**PROBLEM DETAILS**
The entries must be set down again word for word; no pictures belong in the copy.

------ DATASET

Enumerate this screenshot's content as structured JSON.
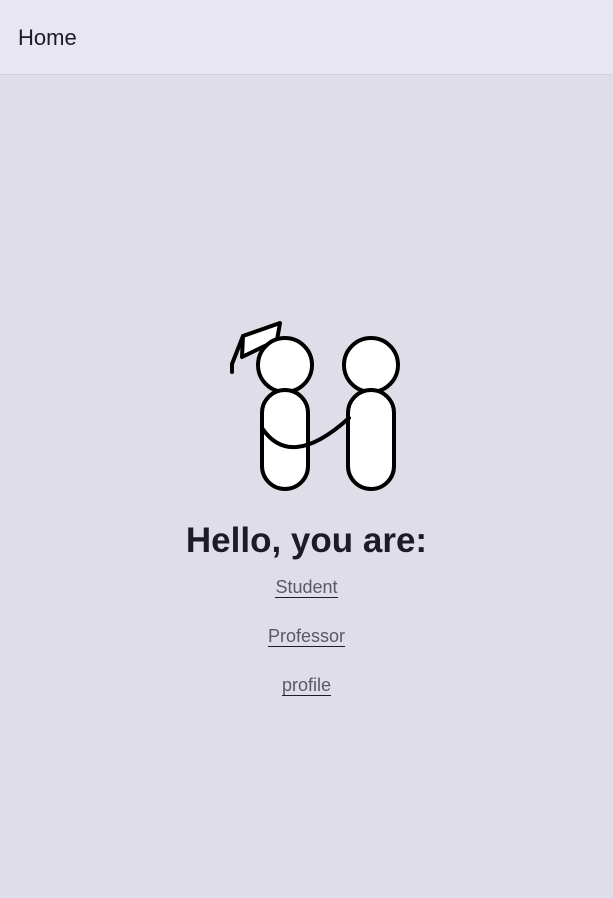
{
  "header": {
    "title": "Home"
  },
  "main": {
    "greeting": "Hello, you are:",
    "links": [
      {
        "label": "Student"
      },
      {
        "label": "Professor"
      },
      {
        "label": "profile"
      }
    ]
  },
  "colors": {
    "background": "#dfdee8",
    "header_background": "#e7e6f1",
    "text": "#1d1b26",
    "link_text": "#5a5866"
  },
  "icons": {
    "illustration": "student-professor-illustration-icon"
  }
}
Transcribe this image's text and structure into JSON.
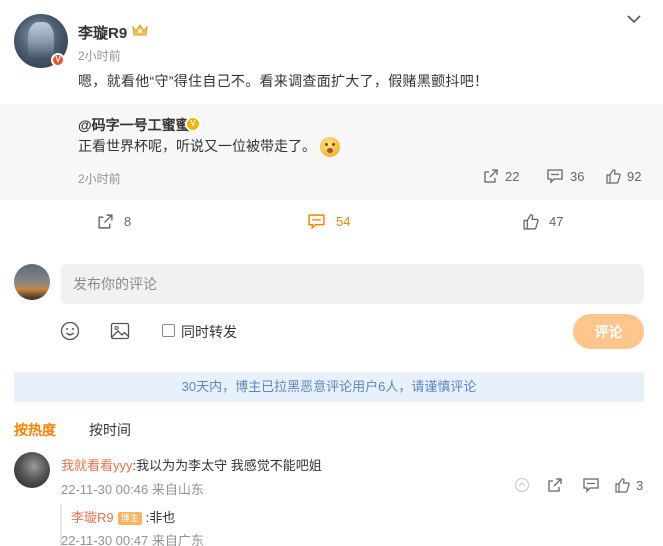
{
  "post": {
    "username": "李璇R9",
    "time": "2小时前",
    "text": "嗯，就看他“守”得住自己不。看来调查面扩大了，假赌黑颤抖吧！",
    "crown_icon": "crown-icon"
  },
  "repost": {
    "user": "@码字一号工蜜蜜",
    "text": "正看世界杯呢，听说又一位被带走了。",
    "time": "2小时前",
    "shares": "22",
    "comments": "36",
    "likes": "92"
  },
  "actions": {
    "shares": "8",
    "comments": "54",
    "likes": "47",
    "active_color": "#ff8200"
  },
  "composer": {
    "placeholder": "发布你的评论",
    "repost_label": "同时转发",
    "submit_label": "评论"
  },
  "notice": "30天内，博主已拉黑恶意评论用户6人，请谨慎评论",
  "sort": {
    "hot": "按热度",
    "time": "按时间"
  },
  "comments": [
    {
      "user": "我就看看yyy",
      "text": ":我以为为李太守   我感觉不能吧姐",
      "meta": "22-11-30 00:46 来自山东",
      "likes": "3",
      "replies": [
        {
          "user": "李璇R9",
          "badge": "博主",
          "text": ":非也",
          "meta": "22-11-30 00:47 来自广东"
        }
      ]
    }
  ]
}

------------

**EXERCISE RESULT**
Enumerate this screenshot's content as structured JSON.
{
  "header": {
    "title": "Home"
  },
  "main": {
    "greeting": "Hello, you are:",
    "links": [
      {
        "label": "Student"
      },
      {
        "label": "Professor"
      },
      {
        "label": "profile"
      }
    ]
  },
  "colors": {
    "background": "#dfdee8",
    "header_background": "#e7e6f1",
    "text": "#1d1b26",
    "link_text": "#5a5866"
  },
  "icons": {
    "illustration": "student-professor-illustration-icon"
  }
}
Transcribe this image's text and structure into JSON.
{
  "post": {
    "username": "李璇R9",
    "time": "2小时前",
    "text": "嗯，就看他“守”得住自己不。看来调查面扩大了，假赌黑颤抖吧！",
    "crown_icon": "crown-icon"
  },
  "repost": {
    "user": "@码字一号工蜜蜜",
    "text": "正看世界杯呢，听说又一位被带走了。",
    "time": "2小时前",
    "shares": "22",
    "comments": "36",
    "likes": "92"
  },
  "actions": {
    "shares": "8",
    "comments": "54",
    "likes": "47",
    "active_color": "#ff8200"
  },
  "composer": {
    "placeholder": "发布你的评论",
    "repost_label": "同时转发",
    "submit_label": "评论"
  },
  "notice": "30天内，博主已拉黑恶意评论用户6人，请谨慎评论",
  "sort": {
    "hot": "按热度",
    "time": "按时间"
  },
  "comments": [
    {
      "user": "我就看看yyy",
      "text": ":我以为为李太守   我感觉不能吧姐",
      "meta": "22-11-30 00:46 来自山东",
      "likes": "3",
      "replies": [
        {
          "user": "李璇R9",
          "badge": "博主",
          "text": ":非也",
          "meta": "22-11-30 00:47 来自广东"
        }
      ]
    }
  ]
}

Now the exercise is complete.